(Material supplied)

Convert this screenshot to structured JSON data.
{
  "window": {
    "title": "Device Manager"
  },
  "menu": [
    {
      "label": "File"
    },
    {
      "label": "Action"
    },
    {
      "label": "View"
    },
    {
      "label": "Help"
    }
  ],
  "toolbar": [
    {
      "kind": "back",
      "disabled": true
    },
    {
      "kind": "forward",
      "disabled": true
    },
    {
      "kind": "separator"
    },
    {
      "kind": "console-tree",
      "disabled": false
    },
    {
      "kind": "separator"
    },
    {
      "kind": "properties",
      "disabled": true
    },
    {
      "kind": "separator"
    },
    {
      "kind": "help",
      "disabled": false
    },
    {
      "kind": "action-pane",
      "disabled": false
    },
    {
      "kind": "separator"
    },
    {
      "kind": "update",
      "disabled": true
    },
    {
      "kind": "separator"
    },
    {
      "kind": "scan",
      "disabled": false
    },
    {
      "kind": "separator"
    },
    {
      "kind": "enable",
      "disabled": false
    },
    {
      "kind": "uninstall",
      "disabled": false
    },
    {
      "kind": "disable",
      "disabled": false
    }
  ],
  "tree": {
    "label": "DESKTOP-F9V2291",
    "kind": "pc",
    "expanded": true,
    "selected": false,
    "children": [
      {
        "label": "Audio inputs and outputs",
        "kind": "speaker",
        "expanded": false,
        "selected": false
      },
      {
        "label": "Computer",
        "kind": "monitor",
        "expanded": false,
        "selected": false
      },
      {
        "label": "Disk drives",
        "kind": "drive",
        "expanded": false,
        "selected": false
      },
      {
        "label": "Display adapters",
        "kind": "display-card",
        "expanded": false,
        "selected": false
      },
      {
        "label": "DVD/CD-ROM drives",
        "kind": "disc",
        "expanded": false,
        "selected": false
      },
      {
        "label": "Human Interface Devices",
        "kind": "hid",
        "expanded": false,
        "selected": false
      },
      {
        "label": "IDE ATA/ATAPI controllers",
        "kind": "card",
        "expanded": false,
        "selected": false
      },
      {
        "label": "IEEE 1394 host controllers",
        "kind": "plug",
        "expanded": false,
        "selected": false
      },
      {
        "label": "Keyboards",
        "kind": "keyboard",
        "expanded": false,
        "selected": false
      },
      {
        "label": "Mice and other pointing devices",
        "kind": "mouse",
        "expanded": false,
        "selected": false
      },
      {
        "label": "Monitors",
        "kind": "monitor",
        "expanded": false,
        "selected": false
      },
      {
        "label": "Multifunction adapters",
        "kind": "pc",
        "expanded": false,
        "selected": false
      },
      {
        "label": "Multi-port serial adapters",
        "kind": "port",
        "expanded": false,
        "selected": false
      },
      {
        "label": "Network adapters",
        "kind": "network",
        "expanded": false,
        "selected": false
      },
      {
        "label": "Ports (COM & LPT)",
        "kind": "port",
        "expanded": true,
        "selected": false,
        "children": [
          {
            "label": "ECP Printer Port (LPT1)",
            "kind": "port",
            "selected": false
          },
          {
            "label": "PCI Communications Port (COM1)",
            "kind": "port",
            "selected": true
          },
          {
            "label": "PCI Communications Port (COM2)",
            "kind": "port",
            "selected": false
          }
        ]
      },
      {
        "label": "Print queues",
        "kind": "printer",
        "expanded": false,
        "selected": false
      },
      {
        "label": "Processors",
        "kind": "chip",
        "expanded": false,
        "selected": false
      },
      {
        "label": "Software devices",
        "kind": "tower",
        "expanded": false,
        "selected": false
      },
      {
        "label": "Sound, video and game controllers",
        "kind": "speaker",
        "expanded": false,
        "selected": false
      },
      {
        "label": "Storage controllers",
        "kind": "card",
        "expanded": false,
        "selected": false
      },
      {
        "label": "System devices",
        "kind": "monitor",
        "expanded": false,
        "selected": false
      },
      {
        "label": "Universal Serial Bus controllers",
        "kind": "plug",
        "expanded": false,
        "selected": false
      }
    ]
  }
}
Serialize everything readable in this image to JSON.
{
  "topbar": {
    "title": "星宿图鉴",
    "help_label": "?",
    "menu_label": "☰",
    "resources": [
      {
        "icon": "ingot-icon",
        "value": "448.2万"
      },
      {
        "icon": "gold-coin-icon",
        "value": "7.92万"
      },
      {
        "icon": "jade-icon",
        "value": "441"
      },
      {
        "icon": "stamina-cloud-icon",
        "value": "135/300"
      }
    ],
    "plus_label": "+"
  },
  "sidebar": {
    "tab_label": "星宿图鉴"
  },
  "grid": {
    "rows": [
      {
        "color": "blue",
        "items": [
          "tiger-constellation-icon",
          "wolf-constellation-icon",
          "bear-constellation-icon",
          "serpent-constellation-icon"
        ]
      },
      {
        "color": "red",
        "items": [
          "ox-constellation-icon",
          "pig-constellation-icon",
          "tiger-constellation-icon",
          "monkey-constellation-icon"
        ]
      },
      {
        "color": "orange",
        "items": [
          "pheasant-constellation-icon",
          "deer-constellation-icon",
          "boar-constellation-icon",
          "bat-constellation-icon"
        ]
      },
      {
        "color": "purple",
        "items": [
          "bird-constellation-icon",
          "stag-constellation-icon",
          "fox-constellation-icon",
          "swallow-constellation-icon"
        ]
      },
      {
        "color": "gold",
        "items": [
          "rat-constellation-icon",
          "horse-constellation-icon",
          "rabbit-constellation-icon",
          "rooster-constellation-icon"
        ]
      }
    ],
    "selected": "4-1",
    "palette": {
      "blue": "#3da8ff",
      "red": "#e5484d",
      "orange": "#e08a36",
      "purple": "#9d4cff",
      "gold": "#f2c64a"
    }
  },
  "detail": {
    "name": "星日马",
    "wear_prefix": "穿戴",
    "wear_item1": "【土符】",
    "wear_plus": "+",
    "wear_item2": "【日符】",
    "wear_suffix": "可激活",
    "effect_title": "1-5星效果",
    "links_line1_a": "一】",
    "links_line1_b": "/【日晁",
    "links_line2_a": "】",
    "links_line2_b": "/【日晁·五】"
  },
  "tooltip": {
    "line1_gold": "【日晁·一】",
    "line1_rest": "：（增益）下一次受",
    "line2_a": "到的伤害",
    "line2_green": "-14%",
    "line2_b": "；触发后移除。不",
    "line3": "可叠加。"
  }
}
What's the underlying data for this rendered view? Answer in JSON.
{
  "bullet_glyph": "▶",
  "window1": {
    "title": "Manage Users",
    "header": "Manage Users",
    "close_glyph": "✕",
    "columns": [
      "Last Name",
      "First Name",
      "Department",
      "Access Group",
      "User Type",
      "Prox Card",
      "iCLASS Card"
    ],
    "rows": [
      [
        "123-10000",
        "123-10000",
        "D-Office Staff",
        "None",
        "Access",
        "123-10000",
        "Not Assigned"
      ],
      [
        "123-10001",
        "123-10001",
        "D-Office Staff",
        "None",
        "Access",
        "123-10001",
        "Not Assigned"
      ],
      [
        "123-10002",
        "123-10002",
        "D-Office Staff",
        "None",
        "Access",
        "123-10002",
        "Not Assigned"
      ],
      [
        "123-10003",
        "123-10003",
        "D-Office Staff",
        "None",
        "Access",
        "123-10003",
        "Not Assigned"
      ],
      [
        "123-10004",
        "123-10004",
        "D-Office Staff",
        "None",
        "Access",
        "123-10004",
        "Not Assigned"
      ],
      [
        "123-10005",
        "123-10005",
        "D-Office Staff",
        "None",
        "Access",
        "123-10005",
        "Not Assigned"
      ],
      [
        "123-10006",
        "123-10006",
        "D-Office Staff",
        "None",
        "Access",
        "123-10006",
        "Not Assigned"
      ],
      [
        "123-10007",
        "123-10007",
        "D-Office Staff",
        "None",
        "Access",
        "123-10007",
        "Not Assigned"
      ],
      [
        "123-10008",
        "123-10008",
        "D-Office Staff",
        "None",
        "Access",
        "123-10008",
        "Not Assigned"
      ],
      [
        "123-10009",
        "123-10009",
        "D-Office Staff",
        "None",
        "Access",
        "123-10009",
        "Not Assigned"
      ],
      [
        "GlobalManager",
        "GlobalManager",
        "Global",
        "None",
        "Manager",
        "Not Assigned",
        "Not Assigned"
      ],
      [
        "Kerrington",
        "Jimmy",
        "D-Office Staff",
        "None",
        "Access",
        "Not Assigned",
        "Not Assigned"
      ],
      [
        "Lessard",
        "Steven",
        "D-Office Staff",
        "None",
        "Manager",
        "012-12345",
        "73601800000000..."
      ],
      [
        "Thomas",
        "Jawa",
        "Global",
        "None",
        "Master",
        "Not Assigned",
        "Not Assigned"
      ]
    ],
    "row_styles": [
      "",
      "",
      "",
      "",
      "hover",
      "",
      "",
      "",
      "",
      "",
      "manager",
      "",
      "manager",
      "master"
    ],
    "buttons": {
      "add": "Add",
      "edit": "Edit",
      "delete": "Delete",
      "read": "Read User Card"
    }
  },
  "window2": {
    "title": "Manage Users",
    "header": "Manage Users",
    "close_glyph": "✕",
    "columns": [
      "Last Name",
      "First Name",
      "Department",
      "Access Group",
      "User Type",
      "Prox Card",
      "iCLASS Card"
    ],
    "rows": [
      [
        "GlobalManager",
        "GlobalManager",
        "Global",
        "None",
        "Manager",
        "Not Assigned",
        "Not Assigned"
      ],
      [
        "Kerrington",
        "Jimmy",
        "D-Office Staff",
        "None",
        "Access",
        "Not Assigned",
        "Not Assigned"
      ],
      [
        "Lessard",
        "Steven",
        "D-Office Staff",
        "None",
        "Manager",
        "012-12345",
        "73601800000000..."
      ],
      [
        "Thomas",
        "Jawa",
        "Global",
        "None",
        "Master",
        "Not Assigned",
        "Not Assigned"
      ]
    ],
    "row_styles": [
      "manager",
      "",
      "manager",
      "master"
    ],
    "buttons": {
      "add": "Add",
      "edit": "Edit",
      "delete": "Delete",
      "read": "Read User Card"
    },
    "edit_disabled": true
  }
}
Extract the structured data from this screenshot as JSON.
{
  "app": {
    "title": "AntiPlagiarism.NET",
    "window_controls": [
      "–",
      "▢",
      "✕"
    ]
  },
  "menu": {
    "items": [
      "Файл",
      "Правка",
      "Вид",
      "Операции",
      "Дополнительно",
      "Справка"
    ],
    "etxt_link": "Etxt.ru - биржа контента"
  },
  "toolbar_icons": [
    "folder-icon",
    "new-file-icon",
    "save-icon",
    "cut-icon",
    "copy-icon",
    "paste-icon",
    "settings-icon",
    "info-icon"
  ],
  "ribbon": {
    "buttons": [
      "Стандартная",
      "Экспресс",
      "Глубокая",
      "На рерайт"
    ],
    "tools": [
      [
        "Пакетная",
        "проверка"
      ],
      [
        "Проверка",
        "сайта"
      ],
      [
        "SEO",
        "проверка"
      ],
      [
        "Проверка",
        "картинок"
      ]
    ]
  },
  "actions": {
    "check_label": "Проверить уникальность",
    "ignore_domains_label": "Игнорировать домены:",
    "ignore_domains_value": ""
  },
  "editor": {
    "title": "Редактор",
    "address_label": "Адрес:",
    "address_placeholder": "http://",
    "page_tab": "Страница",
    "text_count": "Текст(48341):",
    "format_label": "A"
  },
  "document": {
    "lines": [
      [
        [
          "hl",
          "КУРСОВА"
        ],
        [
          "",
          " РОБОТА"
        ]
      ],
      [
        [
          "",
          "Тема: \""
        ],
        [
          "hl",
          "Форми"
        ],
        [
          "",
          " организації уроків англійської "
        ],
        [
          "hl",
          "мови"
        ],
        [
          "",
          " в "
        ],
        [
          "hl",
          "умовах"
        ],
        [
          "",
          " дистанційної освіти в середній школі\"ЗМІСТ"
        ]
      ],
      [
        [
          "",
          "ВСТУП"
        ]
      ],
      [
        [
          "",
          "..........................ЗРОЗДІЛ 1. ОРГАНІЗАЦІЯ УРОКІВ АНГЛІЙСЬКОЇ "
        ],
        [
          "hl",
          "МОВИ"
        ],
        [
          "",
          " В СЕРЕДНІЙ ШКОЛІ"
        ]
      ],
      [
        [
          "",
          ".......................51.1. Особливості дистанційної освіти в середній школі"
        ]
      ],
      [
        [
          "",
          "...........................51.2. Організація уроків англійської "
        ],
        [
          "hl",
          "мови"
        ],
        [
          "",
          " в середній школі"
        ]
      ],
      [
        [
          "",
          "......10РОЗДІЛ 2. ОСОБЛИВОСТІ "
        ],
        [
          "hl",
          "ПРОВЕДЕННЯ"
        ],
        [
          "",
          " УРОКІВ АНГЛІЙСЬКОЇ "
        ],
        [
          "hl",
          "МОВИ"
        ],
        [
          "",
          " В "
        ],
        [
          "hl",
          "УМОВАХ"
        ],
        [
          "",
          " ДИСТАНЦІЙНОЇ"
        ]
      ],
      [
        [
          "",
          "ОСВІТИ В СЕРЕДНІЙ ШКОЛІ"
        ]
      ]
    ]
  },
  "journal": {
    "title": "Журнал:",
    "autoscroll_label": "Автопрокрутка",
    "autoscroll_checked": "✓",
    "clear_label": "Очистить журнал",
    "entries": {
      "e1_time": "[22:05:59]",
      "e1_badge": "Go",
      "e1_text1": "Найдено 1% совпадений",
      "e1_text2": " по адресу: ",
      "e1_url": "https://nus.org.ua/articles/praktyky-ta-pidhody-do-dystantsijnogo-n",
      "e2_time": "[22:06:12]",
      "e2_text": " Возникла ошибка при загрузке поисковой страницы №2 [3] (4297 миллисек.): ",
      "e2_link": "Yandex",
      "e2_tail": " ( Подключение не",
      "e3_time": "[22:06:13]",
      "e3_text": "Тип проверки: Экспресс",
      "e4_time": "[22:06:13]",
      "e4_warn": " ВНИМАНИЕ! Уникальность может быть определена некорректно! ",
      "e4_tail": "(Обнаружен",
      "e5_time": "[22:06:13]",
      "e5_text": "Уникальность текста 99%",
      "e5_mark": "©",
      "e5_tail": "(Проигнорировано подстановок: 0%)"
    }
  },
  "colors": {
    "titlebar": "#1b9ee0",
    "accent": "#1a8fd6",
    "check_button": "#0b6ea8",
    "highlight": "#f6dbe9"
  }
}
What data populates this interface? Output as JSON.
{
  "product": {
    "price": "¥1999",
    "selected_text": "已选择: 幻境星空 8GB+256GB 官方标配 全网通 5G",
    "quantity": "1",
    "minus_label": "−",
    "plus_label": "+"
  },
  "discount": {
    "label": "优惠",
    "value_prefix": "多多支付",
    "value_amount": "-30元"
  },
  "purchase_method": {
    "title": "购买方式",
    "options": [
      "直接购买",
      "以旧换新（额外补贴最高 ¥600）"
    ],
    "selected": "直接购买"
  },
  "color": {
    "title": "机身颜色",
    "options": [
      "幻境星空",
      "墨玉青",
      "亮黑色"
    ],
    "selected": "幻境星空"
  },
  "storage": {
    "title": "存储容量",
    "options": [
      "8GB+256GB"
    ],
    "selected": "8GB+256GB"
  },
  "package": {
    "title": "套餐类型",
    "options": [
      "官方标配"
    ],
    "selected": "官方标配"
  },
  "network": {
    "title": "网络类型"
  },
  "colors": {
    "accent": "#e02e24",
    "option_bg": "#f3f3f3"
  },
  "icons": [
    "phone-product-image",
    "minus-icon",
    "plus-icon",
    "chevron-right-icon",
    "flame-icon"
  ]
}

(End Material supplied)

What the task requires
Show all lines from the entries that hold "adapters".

Exercise solution
        "label": "Display adapters",
        "label": "Multifunction adapters",
        "label": "Multi-port serial adapters",
        "label": "Network adapters",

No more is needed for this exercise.